E: I definitely know a lot more about ingredients now than I used to, but really it's about coming to a lab with a brief of what the results are that you're looking to achieve from the product. So being very results-oriented, thinking a lot about texture and what you're looking for in texture from a product. Then, if there are specific active ingredients that you know that you want in a formula, you can talk about those with your chemist.
For us, it’s more important to have great formulas than something that told a marketing story. The formulas should speak for themselves. So we came with the results that we wanted and the textures that we liked, and from there it's a process of trial and error. For example, there's what they call too much playtime, which is like rubbing, how long it takes the product to absorb into your skin. So if our formula has too much playtime, they'll work on tweaking the texture to reduce that.
Some formulas, you get right on the first try. Some formulas, it takes 40 or 50 submissions before you get to your perfect formula. It’s many, many small tweaks as you go.
Going back to clean beauty and safety, why was it so important to you and Garance to be verified by the Environmental Working Group?
E: Because we're not scientists and don't know the impact of ingredients on the molecular level, we wanted to partner with an organization that could hold us accountable to high standards of clean beauty. We didn't want to "green wash" our brand and tell customers Doré is clean beauty without clearly defining what that means and holding ourselves to a specific standard.
EWG does not ban all synthetic ingredients, rather they look at the value and impact of those ingredients on our bodies and the environment. There are synthetic ingredients on the market that have been around forever and actually bring a lot of stability to formulas--making them work better and stay effective longer than purely natural ingredients.
EWG is a partner that holds their verified brands to the highest standards of safety. They're constantly doing research and updating their list of restricted ingredients, which means that to stay EWG verified, we have to continue to comply with that list, which they update every 18 months. If we have to reformulate in 18 months because an ingredient that we thought was okay is now found to not be okay, we're committed to doing that to maintain this important verification.
I have to ask, what's next for Doré? Anything else for us to look forward to?

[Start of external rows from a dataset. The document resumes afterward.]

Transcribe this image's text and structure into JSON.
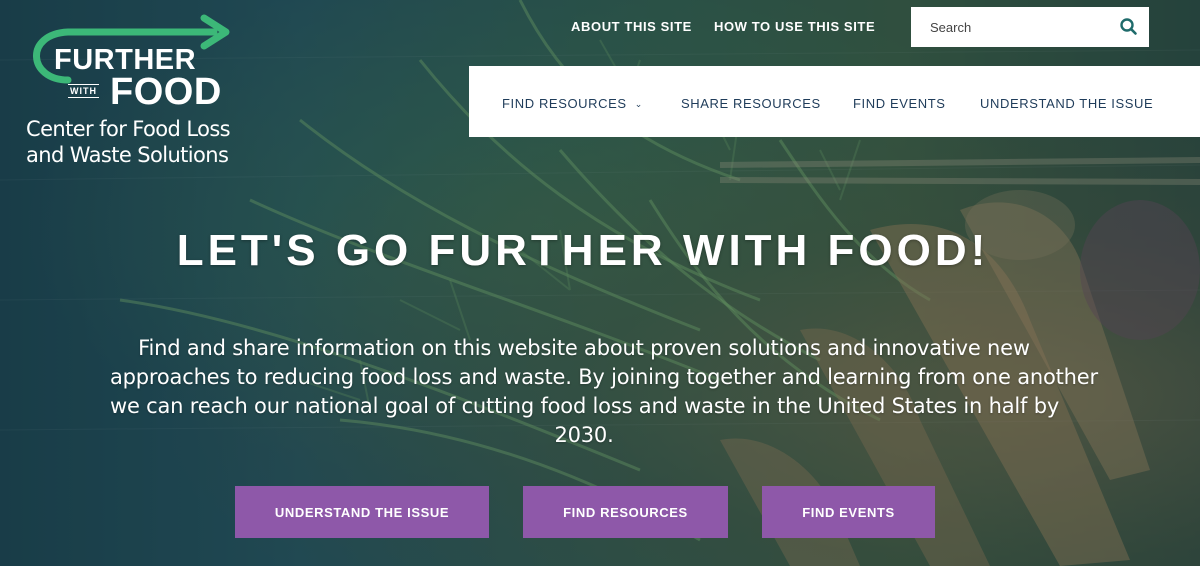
{
  "logo": {
    "word1": "FURTHER",
    "word2": "WITH",
    "word3": "FOOD",
    "subtitle_line1": "Center for Food Loss",
    "subtitle_line2": "and Waste Solutions",
    "arrow_color": "#3cb878"
  },
  "utility_nav": {
    "about": "ABOUT THIS SITE",
    "how_to": "HOW TO USE THIS SITE"
  },
  "search": {
    "placeholder": "Search",
    "icon": "search-icon",
    "icon_color": "#1f6b6b"
  },
  "main_nav": {
    "items": [
      {
        "label": "FIND RESOURCES",
        "has_dropdown": true,
        "icon": "chevron-down-icon"
      },
      {
        "label": "SHARE RESOURCES"
      },
      {
        "label": "FIND EVENTS"
      },
      {
        "label": "UNDERSTAND THE ISSUE"
      }
    ],
    "text_color": "#1f3c5a"
  },
  "hero": {
    "headline": "LET'S GO FURTHER WITH FOOD!",
    "intro_lines": [
      "Find and share information on this website about proven solutions and innovative new",
      "approaches to reducing food loss and waste. By joining together and learning from one another",
      "we can reach our national goal of cutting food loss and waste in the United States in half by",
      "2030."
    ]
  },
  "cta_buttons": {
    "understand": "UNDERSTAND THE ISSUE",
    "resources": "FIND RESOURCES",
    "events": "FIND EVENTS",
    "color": "#8e58a9"
  }
}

E: We're starting to work with new retail partners. Making Doré accessible to as many people as possible, at as many locations as possible around the world is a priority to us. Working to build retail relationships both here in the US and abroad is a really big focus for 2023.
And beyond Doré, what are your top Clean Beauty recommendations?
Westman Atelier Complexion Drops | Ilia Mascara | Jones Road Lip and Cheek Stick
Goop Dry Brush | Nécessaire Body Bar | Corpus Deodorant | Davids Toothpaste | Wonder Valley Body Oil
Ceremonia Shampoo | Ceremonia Conditioner | Crown Affair Leave In Conditioner
And lastly, I have to say, perhaps even more exciting than the beautiful packaging and the simple approach to clean beauty, is the Doré price point. How is it possible? Is everybody else just, like, charging way too much? How is Doré so affordable by comparison?
E: The majority of the profit margin in beauty goes towards marketing spend and operations, not the cost of making the product. We fought really hard to be able to retail our products for as little as possible, because that accessibility was incredibly important to us. Every consumer should have great clean options for skincare, even in “mass” retail. Just because a cream is $300 does not mean it costs more to make or that the ingredients are more expensive. It means that the brand has a 95% margin on their products. This was something we had become very well-aware of as we worked with larger institutional beauty brands over the years. And that wasn't a cost that we felt should be passed through to the consumer.
Hear Garance’s thoughts on simple beauty here: